## LISTED ENTRIES

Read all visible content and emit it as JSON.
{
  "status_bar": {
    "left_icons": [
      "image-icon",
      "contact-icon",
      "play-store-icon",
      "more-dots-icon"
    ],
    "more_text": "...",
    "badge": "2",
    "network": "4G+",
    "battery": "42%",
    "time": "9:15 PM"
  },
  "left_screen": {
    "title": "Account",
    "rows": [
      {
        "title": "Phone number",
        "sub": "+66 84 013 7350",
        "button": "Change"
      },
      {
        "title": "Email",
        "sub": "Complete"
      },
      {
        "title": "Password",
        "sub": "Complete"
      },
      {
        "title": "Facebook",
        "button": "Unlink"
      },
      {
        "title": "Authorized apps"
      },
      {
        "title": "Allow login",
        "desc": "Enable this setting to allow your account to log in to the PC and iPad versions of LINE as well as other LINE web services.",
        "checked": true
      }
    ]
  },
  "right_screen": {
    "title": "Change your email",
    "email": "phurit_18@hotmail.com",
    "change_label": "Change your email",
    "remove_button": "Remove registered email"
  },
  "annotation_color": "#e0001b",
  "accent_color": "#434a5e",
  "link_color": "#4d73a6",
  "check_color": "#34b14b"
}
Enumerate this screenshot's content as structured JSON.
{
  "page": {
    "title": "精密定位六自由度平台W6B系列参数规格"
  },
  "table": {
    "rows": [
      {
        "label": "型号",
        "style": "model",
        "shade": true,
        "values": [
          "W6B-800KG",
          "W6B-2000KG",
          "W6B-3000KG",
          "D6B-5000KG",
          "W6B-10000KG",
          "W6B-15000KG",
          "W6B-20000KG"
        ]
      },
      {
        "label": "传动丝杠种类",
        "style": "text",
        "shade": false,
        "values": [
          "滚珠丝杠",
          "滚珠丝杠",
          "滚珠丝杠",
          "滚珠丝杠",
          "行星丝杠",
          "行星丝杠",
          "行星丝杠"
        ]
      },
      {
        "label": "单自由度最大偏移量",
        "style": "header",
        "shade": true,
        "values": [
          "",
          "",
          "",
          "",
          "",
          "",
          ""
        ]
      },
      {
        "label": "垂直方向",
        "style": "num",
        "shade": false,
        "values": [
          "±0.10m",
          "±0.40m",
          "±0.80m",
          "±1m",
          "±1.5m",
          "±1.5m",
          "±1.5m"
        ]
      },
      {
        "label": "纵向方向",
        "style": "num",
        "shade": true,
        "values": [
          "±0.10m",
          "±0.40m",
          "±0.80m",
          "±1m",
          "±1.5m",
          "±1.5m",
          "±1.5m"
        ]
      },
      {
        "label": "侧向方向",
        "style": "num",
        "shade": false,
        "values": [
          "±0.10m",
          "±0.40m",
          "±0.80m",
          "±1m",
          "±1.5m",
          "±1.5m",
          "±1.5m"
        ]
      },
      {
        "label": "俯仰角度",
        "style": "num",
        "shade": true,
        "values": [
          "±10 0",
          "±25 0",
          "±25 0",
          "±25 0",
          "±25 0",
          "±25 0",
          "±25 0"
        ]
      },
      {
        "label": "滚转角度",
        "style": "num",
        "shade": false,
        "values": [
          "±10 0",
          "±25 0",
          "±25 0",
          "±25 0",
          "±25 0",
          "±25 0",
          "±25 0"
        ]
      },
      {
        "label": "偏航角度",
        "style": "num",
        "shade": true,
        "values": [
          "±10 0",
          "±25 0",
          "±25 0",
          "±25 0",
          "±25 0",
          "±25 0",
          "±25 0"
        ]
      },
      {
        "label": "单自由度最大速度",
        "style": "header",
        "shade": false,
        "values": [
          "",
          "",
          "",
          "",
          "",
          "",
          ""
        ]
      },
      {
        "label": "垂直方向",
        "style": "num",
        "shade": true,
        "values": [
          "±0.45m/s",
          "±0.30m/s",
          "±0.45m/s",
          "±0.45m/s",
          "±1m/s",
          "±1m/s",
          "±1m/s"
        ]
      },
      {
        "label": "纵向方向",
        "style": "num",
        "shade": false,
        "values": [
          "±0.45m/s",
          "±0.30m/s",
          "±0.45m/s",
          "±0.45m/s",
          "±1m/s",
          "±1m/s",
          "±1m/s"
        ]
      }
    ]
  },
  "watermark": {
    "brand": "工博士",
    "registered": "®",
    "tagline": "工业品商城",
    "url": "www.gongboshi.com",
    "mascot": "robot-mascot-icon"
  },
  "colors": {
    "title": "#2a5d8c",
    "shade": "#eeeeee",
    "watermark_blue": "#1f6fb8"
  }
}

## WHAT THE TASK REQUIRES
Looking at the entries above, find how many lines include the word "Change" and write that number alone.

## SOLUTION
3